[Data to process Boundary: Start]
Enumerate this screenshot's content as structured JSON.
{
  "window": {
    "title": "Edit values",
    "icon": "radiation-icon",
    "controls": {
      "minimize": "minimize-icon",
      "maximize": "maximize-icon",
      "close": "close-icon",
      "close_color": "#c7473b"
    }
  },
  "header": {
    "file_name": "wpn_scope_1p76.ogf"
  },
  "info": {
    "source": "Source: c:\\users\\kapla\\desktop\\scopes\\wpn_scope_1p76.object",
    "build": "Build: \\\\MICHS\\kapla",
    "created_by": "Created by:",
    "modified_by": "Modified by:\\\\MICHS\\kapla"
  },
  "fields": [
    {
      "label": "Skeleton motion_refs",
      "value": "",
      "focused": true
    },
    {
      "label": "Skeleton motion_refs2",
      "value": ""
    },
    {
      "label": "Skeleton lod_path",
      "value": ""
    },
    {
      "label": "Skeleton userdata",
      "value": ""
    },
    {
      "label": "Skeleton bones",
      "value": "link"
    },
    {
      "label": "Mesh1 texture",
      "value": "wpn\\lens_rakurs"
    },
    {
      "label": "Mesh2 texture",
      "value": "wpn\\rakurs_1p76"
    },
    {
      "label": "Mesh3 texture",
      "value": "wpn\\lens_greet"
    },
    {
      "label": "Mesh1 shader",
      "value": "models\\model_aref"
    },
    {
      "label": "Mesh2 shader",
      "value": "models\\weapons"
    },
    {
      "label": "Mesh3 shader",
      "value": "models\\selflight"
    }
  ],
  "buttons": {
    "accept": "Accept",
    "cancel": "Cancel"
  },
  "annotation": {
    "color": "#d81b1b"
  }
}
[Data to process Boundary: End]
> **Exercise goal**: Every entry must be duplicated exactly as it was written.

> **Solution to this exercise**:
Enumerate this screenshot's content as structured JSON.
{
  "window": {
    "title": "Edit values",
    "icon": "radiation-icon",
    "controls": {
      "minimize": "minimize-icon",
      "maximize": "maximize-icon",
      "close": "close-icon",
      "close_color": "#c7473b"
    }
  },
  "header": {
    "file_name": "wpn_scope_1p76.ogf"
  },
  "info": {
    "source": "Source: c:\\users\\kapla\\desktop\\scopes\\wpn_scope_1p76.object",
    "build": "Build: \\\\MICHS\\kapla",
    "created_by": "Created by:",
    "modified_by": "Modified by:\\\\MICHS\\kapla"
  },
  "fields": [
    {
      "label": "Skeleton motion_refs",
      "value": "",
      "focused": true
    },
    {
      "label": "Skeleton motion_refs2",
      "value": ""
    },
    {
      "label": "Skeleton lod_path",
      "value": ""
    },
    {
      "label": "Skeleton userdata",
      "value": ""
    },
    {
      "label": "Skeleton bones",
      "value": "link"
    },
    {
      "label": "Mesh1 texture",
      "value": "wpn\\lens_rakurs"
    },
    {
      "label": "Mesh2 texture",
      "value": "wpn\\rakurs_1p76"
    },
    {
      "label": "Mesh3 texture",
      "value": "wpn\\lens_greet"
    },
    {
      "label": "Mesh1 shader",
      "value": "models\\model_aref"
    },
    {
      "label": "Mesh2 shader",
      "value": "models\\weapons"
    },
    {
      "label": "Mesh3 shader",
      "value": "models\\selflight"
    }
  ],
  "buttons": {
    "accept": "Accept",
    "cancel": "Cancel"
  },
  "annotation": {
    "color": "#d81b1b"
  }
}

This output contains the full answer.